It was perhaps in this context that a top general of Indian Army recently expressed helplessness in militarily containing the simmering discontent.

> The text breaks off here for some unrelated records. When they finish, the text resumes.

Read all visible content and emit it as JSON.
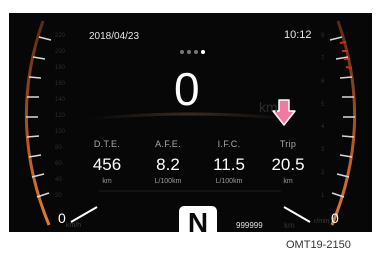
{
  "status_bar": {
    "date": "2018/04/23",
    "time": "10:12"
  },
  "page_dots": {
    "count": 4,
    "active_index": 3
  },
  "speed": {
    "value": "0",
    "unit_ghost": "km"
  },
  "readouts": [
    {
      "label": "D.T.E.",
      "value": "456",
      "unit": "km"
    },
    {
      "label": "A.F.E.",
      "value": "8.2",
      "unit": "L/100km"
    },
    {
      "label": "I.F.C.",
      "value": "11.5",
      "unit": "L/100km"
    },
    {
      "label": "Trip",
      "value": "20.5",
      "unit": "km"
    }
  ],
  "gear": "N",
  "odometer": {
    "value": "999999",
    "unit_ghost": "km"
  },
  "left_gauge": {
    "label": "0",
    "unit_ghost": "km/h",
    "scale_ghost": [
      "220",
      "200",
      "180",
      "160",
      "140",
      "120",
      "100",
      "80",
      "60",
      "40",
      "20"
    ]
  },
  "right_gauge": {
    "label": "0",
    "unit_ghost": "r/min",
    "scale_ghost": [
      "8",
      "7",
      "6",
      "5",
      "4",
      "3",
      "2",
      "1"
    ]
  },
  "caption": "OMT19-2150",
  "colors": {
    "accent_gauge": "#c0602a",
    "redline": "#d42a1a",
    "pointer_arrow": "#f07aa0"
  }
}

General H S Hooda, General Officer Commanding of Srinagar based 16 Corps, said “we are losing narrative in Kashmir and militarily, there is little left that we can do now.” More than one million Indian forces personnel, including army, border security force and paramilitary besides local police, are struggling to eliminate a handful of armed militants in small Kashmir valley and parts of Jammu division. This is because the general masses not only support and shelter militants, but also defend them, sometimes at the cost of their own lives. Whenever forces personnel zero in on any location to eliminate the militants present there, civilian population engages the forces in pitched stone pelting battles and helps the trapped militants to escape. This is new normal in Kashmir villages. Kashmir is slipping back to the situation of nineties, or, perhaps worse. Militancy has again found a popular support in Burhan’s Kashmir. Attempts made over the years aimed at conflict management like the so-called Confidence Building Measures (CBMs) have proven futile or not worked. And the situation is back to the square one. In his death, the tech-savvy face of new age youth militancy in Kashmir has indeed rejuvenated the narrative that supports armed resistance to seek political objectives. The ball is in New Delhi’s court now.
Unfortunately, the Modi-led Government of India has again sought to hide behind the smokescreen of denial and tread the traditional beaten path of blaming Pakistan for unrest in Kashmir. This may help deceive the gullible populace back home but the world no longer accepts such stuff. The latest flare up in Kashmir has found support from the USA as well as the UN besides the OIC. The world refused to toe the Indian line and, the USA instead asked all parties, which include India, Pakistan and the People of Jammu and Kashmir, “to find a peaceful solution to the issue.”
Addressing a rally in fortified Srinagar stadium earlier this year, where troops outnumbered the civilians including those ferried from outside the state, the Indian premier, had said that he doesn’t need anybody’s advice in the world on Kashmir. Soon after landing in New Delhi from many days of Africa tour on July 12, Modi chaired a high-level meeting of his cabinet and security establishment to seek advice on Kashmir. Besides this, the UN, the USA and the OIC are advising New Delhi on Kashmir. Burhan not only rejuvenated militant movement back home but also brought Kashmir to international limelight, again. However, his biggest achievement: Burhan’s Kashmir has already achieved Azadi from fear.
Umar Sultan is freelance journalist based in Srinagar. He has reported for Press Bureau of India, Conveyor Magazine and Kashmir Reader earlier. He Tweets @omarsultan616